By Amy McCarthy
By Scott Reitz
By Scott Reitz
By Lauren Drewes Daniels
By Alice Laussade
By City of Ate
Still, richness dominates. Beef tenderloin "Rossini style," drooling from a crown of pale gold foie gras parfait, sits in a pool of shallot red wine sauce. The foie gras infused the meat with an almost caramel-like richness that is tempered by acids in the sauce.
This blunting pattern is everywhere. Every assertive move is modulated by another, but not so much so that the expression is muffled. This dynamic drops the volume, yet the statements are actually clearer. Pan-seared turbot is a choir of moving whispers. Gently coated fish pieces behave like clouds in the mouth, floating over it instead of plunging through it. The meat arrives as a small tower in a pool of tomato-vanilla emulsion, the vanilla consorting with tomato acids to quietly draw out natural fish flavors.

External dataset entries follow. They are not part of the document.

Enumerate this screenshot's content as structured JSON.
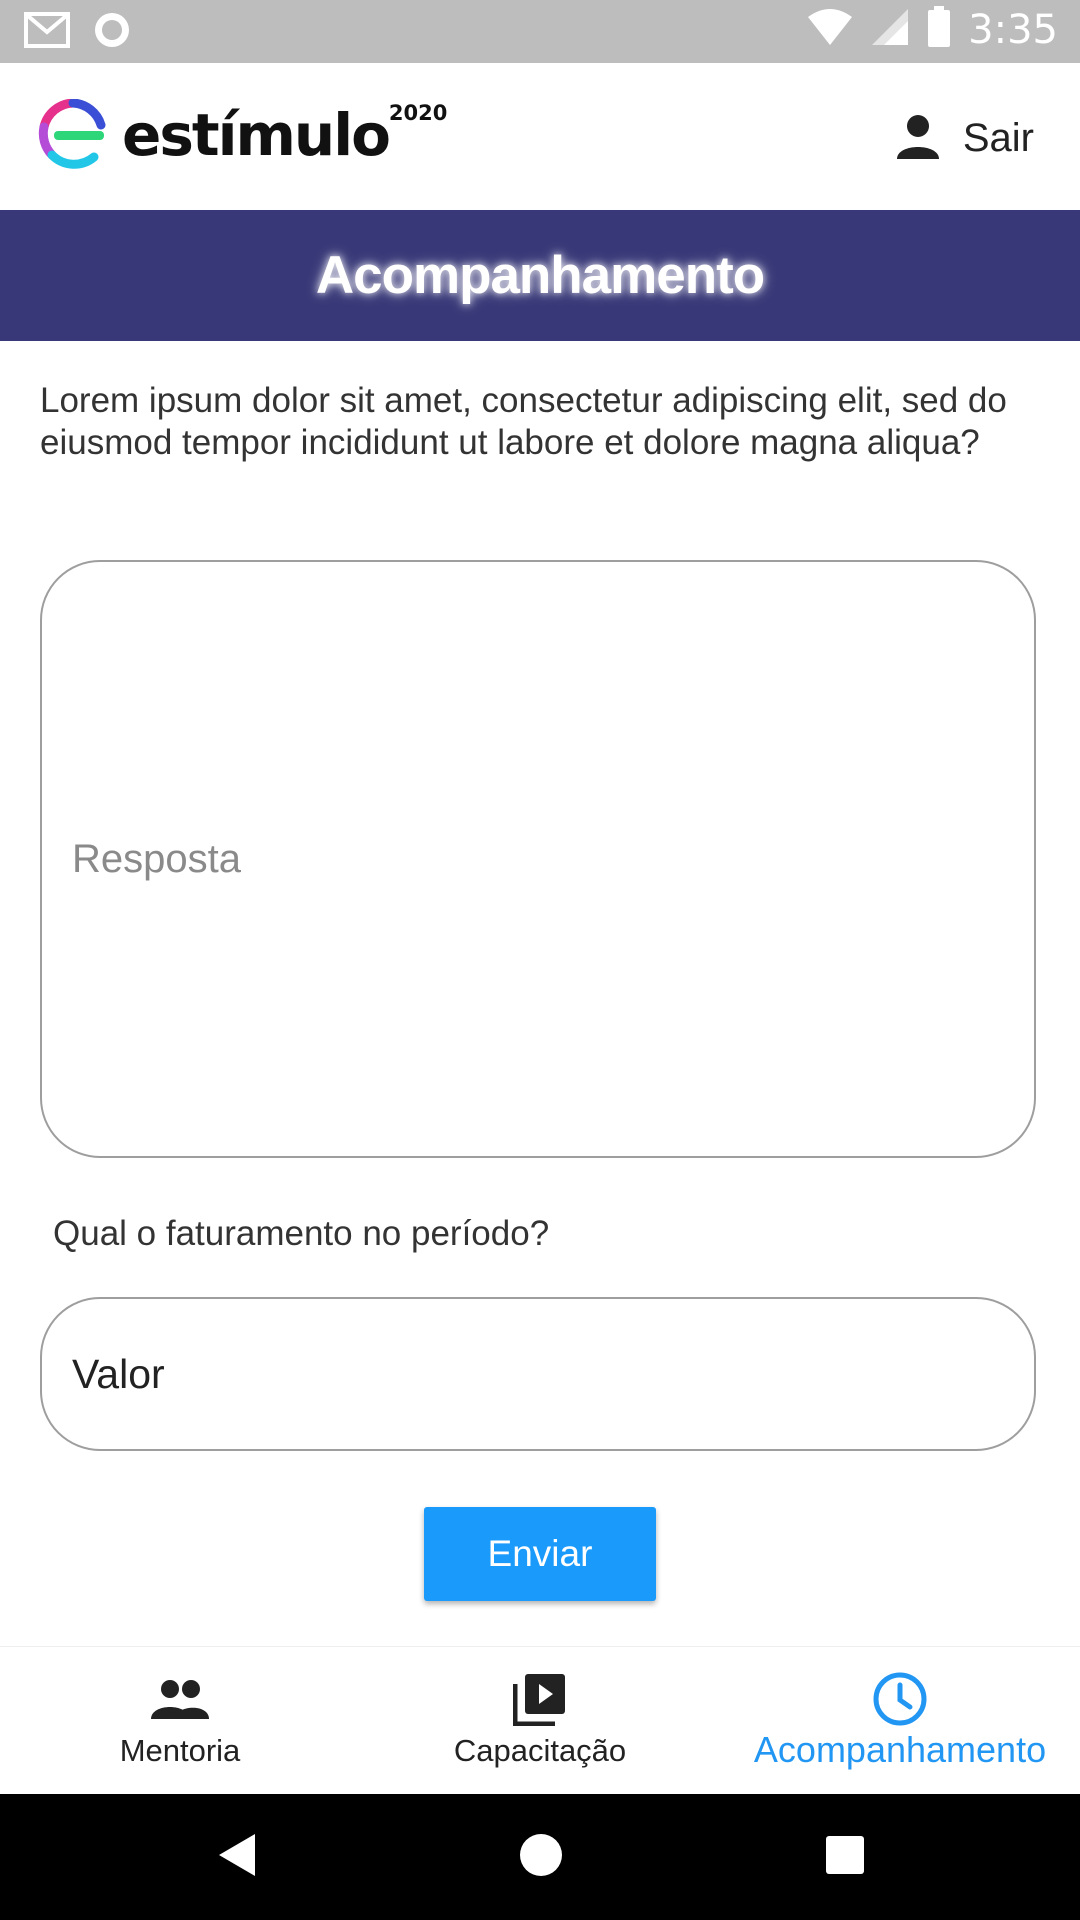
{
  "status_bar": {
    "time": "3:35",
    "icons": [
      "gmail-icon",
      "circle-notification-icon",
      "wifi-icon",
      "signal-icon",
      "battery-icon"
    ]
  },
  "app_bar": {
    "logo_text": "estímulo",
    "logo_year": "2020",
    "logout_label": "Sair"
  },
  "header": {
    "title": "Acompanhamento"
  },
  "form": {
    "question": "Lorem ipsum dolor sit amet, consectetur adipiscing elit, sed do eiusmod tempor incididunt ut labore et dolore magna aliqua?",
    "answer_placeholder": "Resposta",
    "revenue_label": "Qual o faturamento no período?",
    "value_placeholder": "Valor",
    "submit_label": "Enviar"
  },
  "bottom_nav": {
    "items": [
      {
        "label": "Mentoria",
        "icon": "people-icon",
        "active": false
      },
      {
        "label": "Capacitação",
        "icon": "video-library-icon",
        "active": false
      },
      {
        "label": "Acompanhamento",
        "icon": "clock-icon",
        "active": true
      }
    ]
  },
  "colors": {
    "header_bg": "#383878",
    "accent": "#2196f3",
    "button_bg": "#1a9bfc",
    "status_bar_bg": "#bdbdbd"
  }
}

Visuals stimulate with equal vigor. Aurora is little more than an imposing kitchen, which hovers over the dining room like a surreal throne. It flickers with tracts of polished stainless steel striped with rows of copper saucepots hung from hooks. Samuel behaves like an admiral in his black frock, leaning on his palms on the counter in front of him, scanning the dining room through the 9-foot wall of floor-to-ceiling etched glass that separates the kitchen from the dining room as his crew works through an intuitive choreography behind him. He is at ease, with none of his legendary explosiveness apparent. On occasion he huddles with servers, turns to direct his chefs or pauses to taste a sauce. Like the plates, the room is rich--walls mossed in ultrasuede or veneered in exotic wood, chairs crisply nipped in dark leather--but clean.
4216 Oak Lawn Ave.
Dallas, TX 75219-2312
Region: Uptown & Oak Lawn
This same compelling aesthetic stain seeps onto the plate again and again. The bouquet garden salad is an eye-popping still life with a sheaf of billowing leaves in various green shades loosely tethered. In another quadrant rest tiny beets, white and red, next to a shallot. All bathe in vanilla bean-red wine vinaigrette.
This is the kind of work that a long wake of seemingly errant restaurant stints inseminates, demonstrating that discipline dominates Samuel's craft. Where in the past his work could be inconsistent and disappointing (Ethniko, Bibendum and Bistro A as it wound down), here he never slips into a riot of "fusion" anarchy. Aurora is a dazzling recalibration of the influences and techniques that have always dominated Samuel's cooking. There's no need to travel to a precious tasting list in Chicago or a three-star specter in Paris. As long as Samuel is cooking like this, you can save your frequent-flier miles and hotel points for big game hunts or flashy poker tournaments.
4216 Oak Lawn Ave., 214-528-9400. Open 5:30 p.m.-10 p.m. Monday-Saturday. $$$$